**WHAT IS REQUIRED:**
Below are the records; repeat them in full, exactly.

Page and application data records:
BEGIN
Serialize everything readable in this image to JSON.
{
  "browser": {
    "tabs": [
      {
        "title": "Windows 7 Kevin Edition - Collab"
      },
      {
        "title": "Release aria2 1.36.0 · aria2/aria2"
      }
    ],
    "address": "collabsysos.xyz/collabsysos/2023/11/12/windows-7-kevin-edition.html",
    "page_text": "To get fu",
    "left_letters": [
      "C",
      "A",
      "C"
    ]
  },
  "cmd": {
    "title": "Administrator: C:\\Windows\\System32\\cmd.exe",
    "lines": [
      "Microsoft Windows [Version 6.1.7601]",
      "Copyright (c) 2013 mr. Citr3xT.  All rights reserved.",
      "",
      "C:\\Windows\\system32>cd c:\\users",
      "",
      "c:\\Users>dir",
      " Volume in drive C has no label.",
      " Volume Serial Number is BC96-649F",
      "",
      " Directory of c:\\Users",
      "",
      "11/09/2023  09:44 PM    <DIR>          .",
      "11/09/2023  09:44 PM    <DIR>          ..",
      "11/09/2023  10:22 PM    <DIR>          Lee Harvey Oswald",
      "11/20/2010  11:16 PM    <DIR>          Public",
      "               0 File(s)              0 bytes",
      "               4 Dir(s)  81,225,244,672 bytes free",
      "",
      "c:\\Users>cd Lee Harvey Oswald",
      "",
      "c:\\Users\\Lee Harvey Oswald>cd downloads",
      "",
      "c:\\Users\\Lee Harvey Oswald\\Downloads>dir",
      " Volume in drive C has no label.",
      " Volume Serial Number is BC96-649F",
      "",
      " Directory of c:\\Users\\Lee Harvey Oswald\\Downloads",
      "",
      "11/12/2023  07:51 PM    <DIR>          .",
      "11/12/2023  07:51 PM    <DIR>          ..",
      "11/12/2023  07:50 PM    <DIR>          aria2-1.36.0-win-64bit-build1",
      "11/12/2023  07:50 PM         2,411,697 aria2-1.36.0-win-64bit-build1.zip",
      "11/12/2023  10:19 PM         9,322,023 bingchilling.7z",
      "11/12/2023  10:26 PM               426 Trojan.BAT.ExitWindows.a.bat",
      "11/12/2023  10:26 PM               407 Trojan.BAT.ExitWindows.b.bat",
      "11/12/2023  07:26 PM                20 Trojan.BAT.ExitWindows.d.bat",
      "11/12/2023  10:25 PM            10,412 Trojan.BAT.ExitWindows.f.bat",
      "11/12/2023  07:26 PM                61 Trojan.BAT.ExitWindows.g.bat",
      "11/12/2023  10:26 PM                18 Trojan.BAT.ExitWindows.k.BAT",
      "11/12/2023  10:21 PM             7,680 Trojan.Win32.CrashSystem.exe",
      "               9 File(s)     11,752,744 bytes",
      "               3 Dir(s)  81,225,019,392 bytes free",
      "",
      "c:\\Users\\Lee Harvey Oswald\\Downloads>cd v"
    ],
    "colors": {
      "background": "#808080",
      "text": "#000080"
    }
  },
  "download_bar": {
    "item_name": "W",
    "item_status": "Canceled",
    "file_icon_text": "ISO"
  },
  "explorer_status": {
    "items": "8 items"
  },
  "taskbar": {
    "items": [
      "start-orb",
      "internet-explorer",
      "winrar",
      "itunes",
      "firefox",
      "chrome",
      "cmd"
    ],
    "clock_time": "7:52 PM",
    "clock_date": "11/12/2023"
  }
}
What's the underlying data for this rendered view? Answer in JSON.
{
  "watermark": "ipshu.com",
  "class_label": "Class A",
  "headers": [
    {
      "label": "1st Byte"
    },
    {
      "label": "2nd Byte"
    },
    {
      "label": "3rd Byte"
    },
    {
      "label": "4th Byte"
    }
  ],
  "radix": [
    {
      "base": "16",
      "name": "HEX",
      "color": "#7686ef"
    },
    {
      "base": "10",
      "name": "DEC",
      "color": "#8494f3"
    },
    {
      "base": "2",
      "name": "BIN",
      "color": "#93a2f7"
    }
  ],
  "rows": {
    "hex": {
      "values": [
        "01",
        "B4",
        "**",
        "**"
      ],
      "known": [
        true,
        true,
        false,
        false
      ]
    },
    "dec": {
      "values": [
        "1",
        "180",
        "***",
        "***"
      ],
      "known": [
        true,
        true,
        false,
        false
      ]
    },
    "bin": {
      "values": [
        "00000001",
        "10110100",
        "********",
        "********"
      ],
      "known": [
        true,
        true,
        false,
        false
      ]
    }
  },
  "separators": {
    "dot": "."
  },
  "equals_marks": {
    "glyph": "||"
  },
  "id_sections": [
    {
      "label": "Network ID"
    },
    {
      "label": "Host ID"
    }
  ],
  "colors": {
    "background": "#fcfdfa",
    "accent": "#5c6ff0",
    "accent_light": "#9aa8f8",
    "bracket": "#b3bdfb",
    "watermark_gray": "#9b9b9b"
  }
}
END
**RESULT FOR THIS EXERCISE:**
Serialize everything readable in this image to JSON.
{
  "browser": {
    "tabs": [
      {
        "title": "Windows 7 Kevin Edition - Collab"
      },
      {
        "title": "Release aria2 1.36.0 · aria2/aria2"
      }
    ],
    "address": "collabsysos.xyz/collabsysos/2023/11/12/windows-7-kevin-edition.html",
    "page_text": "To get fu",
    "left_letters": [
      "C",
      "A",
      "C"
    ]
  },
  "cmd": {
    "title": "Administrator: C:\\Windows\\System32\\cmd.exe",
    "lines": [
      "Microsoft Windows [Version 6.1.7601]",
      "Copyright (c) 2013 mr. Citr3xT.  All rights reserved.",
      "",
      "C:\\Windows\\system32>cd c:\\users",
      "",
      "c:\\Users>dir",
      " Volume in drive C has no label.",
      " Volume Serial Number is BC96-649F",
      "",
      " Directory of c:\\Users",
      "",
      "11/09/2023  09:44 PM    <DIR>          .",
      "11/09/2023  09:44 PM    <DIR>          ..",
      "11/09/2023  10:22 PM    <DIR>          Lee Harvey Oswald",
      "11/20/2010  11:16 PM    <DIR>          Public",
      "               0 File(s)              0 bytes",
      "               4 Dir(s)  81,225,244,672 bytes free",
      "",
      "c:\\Users>cd Lee Harvey Oswald",
      "",
      "c:\\Users\\Lee Harvey Oswald>cd downloads",
      "",
      "c:\\Users\\Lee Harvey Oswald\\Downloads>dir",
      " Volume in drive C has no label.",
      " Volume Serial Number is BC96-649F",
      "",
      " Directory of c:\\Users\\Lee Harvey Oswald\\Downloads",
      "",
      "11/12/2023  07:51 PM    <DIR>          .",
      "11/12/2023  07:51 PM    <DIR>          ..",
      "11/12/2023  07:50 PM    <DIR>          aria2-1.36.0-win-64bit-build1",
      "11/12/2023  07:50 PM         2,411,697 aria2-1.36.0-win-64bit-build1.zip",
      "11/12/2023  10:19 PM         9,322,023 bingchilling.7z",
      "11/12/2023  10:26 PM               426 Trojan.BAT.ExitWindows.a.bat",
      "11/12/2023  10:26 PM               407 Trojan.BAT.ExitWindows.b.bat",
      "11/12/2023  07:26 PM                20 Trojan.BAT.ExitWindows.d.bat",
      "11/12/2023  10:25 PM            10,412 Trojan.BAT.ExitWindows.f.bat",
      "11/12/2023  07:26 PM                61 Trojan.BAT.ExitWindows.g.bat",
      "11/12/2023  10:26 PM                18 Trojan.BAT.ExitWindows.k.BAT",
      "11/12/2023  10:21 PM             7,680 Trojan.Win32.CrashSystem.exe",
      "               9 File(s)     11,752,744 bytes",
      "               3 Dir(s)  81,225,019,392 bytes free",
      "",
      "c:\\Users\\Lee Harvey Oswald\\Downloads>cd v"
    ],
    "colors": {
      "background": "#808080",
      "text": "#000080"
    }
  },
  "download_bar": {
    "item_name": "W",
    "item_status": "Canceled",
    "file_icon_text": "ISO"
  },
  "explorer_status": {
    "items": "8 items"
  },
  "taskbar": {
    "items": [
      "start-orb",
      "internet-explorer",
      "winrar",
      "itunes",
      "firefox",
      "chrome",
      "cmd"
    ],
    "clock_time": "7:52 PM",
    "clock_date": "11/12/2023"
  }
}
What's the underlying data for this rendered view? Answer in JSON.
{
  "watermark": "ipshu.com",
  "class_label": "Class A",
  "headers": [
    {
      "label": "1st Byte"
    },
    {
      "label": "2nd Byte"
    },
    {
      "label": "3rd Byte"
    },
    {
      "label": "4th Byte"
    }
  ],
  "radix": [
    {
      "base": "16",
      "name": "HEX",
      "color": "#7686ef"
    },
    {
      "base": "10",
      "name": "DEC",
      "color": "#8494f3"
    },
    {
      "base": "2",
      "name": "BIN",
      "color": "#93a2f7"
    }
  ],
  "rows": {
    "hex": {
      "values": [
        "01",
        "B4",
        "**",
        "**"
      ],
      "known": [
        true,
        true,
        false,
        false
      ]
    },
    "dec": {
      "values": [
        "1",
        "180",
        "***",
        "***"
      ],
      "known": [
        true,
        true,
        false,
        false
      ]
    },
    "bin": {
      "values": [
        "00000001",
        "10110100",
        "********",
        "********"
      ],
      "known": [
        true,
        true,
        false,
        false
      ]
    }
  },
  "separators": {
    "dot": "."
  },
  "equals_marks": {
    "glyph": "||"
  },
  "id_sections": [
    {
      "label": "Network ID"
    },
    {
      "label": "Host ID"
    }
  ],
  "colors": {
    "background": "#fcfdfa",
    "accent": "#5c6ff0",
    "accent_light": "#9aa8f8",
    "bracket": "#b3bdfb",
    "watermark_gray": "#9b9b9b"
  }
}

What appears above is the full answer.